It is important that you have good access above and below the van to carry out this job and the best way to do this is to raise the front of the vehicle onto ramps. It is better to jack the vehicle, a side at a time and place the ramps underneath the wheels, then you can oppose each ramp so it locks the axle from movement against the ramps end stop. Raise the bonnet and remove the air box, detaching the red electrical point by pushing in the clip at its base and sliding upward. Remove the wiring plugs from the pressure sensor and air flow sensor. Place the airbox out of the work area. Now unclip the power steering reserve from its slide and fold it back on its pipes to lie on top of the engine. Now take off the radiator top blind that covers the gap between the matrix and the fan cowling.

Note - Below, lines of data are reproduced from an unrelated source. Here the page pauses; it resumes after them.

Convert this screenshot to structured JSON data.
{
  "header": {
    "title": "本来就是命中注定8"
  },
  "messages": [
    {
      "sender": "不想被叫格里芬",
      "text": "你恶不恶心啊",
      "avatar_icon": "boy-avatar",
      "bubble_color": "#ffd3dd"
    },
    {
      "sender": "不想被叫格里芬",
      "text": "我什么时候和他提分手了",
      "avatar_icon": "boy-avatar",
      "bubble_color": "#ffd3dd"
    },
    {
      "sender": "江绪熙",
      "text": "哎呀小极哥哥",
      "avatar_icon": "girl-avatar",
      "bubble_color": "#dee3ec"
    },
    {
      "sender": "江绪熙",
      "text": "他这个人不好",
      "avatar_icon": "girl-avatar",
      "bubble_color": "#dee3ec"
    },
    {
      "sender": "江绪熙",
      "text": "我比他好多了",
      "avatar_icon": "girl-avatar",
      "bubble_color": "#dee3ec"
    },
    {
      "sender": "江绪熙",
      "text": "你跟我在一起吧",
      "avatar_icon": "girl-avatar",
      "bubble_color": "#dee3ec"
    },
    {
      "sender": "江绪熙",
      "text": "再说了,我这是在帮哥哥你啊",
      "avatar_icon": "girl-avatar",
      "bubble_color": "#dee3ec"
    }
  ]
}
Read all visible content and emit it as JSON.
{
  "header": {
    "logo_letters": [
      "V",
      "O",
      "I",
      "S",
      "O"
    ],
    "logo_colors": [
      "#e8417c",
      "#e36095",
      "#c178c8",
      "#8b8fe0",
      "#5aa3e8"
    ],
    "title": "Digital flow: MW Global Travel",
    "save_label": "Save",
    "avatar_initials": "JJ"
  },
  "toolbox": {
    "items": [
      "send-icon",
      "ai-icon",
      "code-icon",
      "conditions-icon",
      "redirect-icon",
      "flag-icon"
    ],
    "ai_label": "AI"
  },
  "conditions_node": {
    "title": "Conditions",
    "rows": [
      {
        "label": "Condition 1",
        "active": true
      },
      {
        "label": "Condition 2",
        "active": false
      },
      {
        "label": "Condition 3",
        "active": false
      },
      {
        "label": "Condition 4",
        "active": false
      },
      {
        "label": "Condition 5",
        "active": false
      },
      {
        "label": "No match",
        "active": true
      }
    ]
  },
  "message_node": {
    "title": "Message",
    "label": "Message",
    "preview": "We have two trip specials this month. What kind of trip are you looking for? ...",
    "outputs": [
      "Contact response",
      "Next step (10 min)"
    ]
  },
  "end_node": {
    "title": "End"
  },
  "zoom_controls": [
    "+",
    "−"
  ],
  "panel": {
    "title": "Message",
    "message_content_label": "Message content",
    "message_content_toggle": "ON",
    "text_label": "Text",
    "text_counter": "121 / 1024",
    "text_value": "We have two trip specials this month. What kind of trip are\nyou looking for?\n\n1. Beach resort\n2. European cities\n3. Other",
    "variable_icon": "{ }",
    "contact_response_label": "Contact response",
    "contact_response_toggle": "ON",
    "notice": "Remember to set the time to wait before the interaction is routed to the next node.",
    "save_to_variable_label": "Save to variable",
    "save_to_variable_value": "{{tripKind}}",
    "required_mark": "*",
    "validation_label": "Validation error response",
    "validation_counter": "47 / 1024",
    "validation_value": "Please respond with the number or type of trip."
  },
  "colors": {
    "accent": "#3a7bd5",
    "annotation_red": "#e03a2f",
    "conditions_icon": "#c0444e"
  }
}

Unclip all the small cooling system pipes attached to the fan cowling, pulling upward on the cowl to release the clips either side. Once released, push the cowl back towards the engine to gain restricted access to the viscous fan unit. Using a 10mm hexagon key while locking the fan pulley with a slim bar undo the centre fixing of the viscous fan and remove it from the vehicle. Now pull up the complete fan cowling, manoeuvring it around the radiator tank pipes on each side, lifting it up and clear of the engine compartment.
Using a broad flat bar or pry, relax the tension on the auxiliary belt tensioner enough to slip the belt off the power steering pulley. Remove the drive belt completely.
From under the vehicle remove the two banana inspection caps from the face of the pulley. Select a 27mm hexagon socket and breaker bar of suitable length (the centre bolt is tightened to 160Nm +180 degrees ! as specified in the kit) so expect it to be tight. You will need the aid of an assistant for this part – Using a stout steel bar and suitable blocks of wood, wedge/place the end of the bar onto the protruding mushroom pin within the slot of the pulley. If undoing – align the pulley by rotating the engine so the bar wedge you are creating is at the 9 o’clock position, if tightening, the 3 o’clock position. It is important to maintain the bar at 90 degrees to the pulley and vertically down. While your assistant holds things in place, from the top use your 27mm socket and breaker to release the nut. There is of course a special locking tool that you can purchase that sits inside the centre of the crank pulley allowing it to be locked in position. You may wish to purchase one, but unless you are lucky, this may present some difficulty as usually this tool forms part of a locking kit and is quite expensive.
Once the large centre bolt is removed you can remove the remaining four bolts that hold the crank pulley to the internal cam belt pulley face. Once these are removed you can wiggle the pulley from the end of the crankshaft. Once removed, extract the shim washer from the centre of the crankshaft end. Ensure you fit the new one supplied in your kit. Fit the new pulley observing correct orientation of the locator peg and hole in the pulley rear face. Finger tighten the four smaller bolts into the pulley and using the same technique as was used on removal, tighten the centre bolt. Once you are happy with this, rebuild the remainder of the engine components in the reverse order of disassembly.
More information on the Crafter CR35 timing belt change here: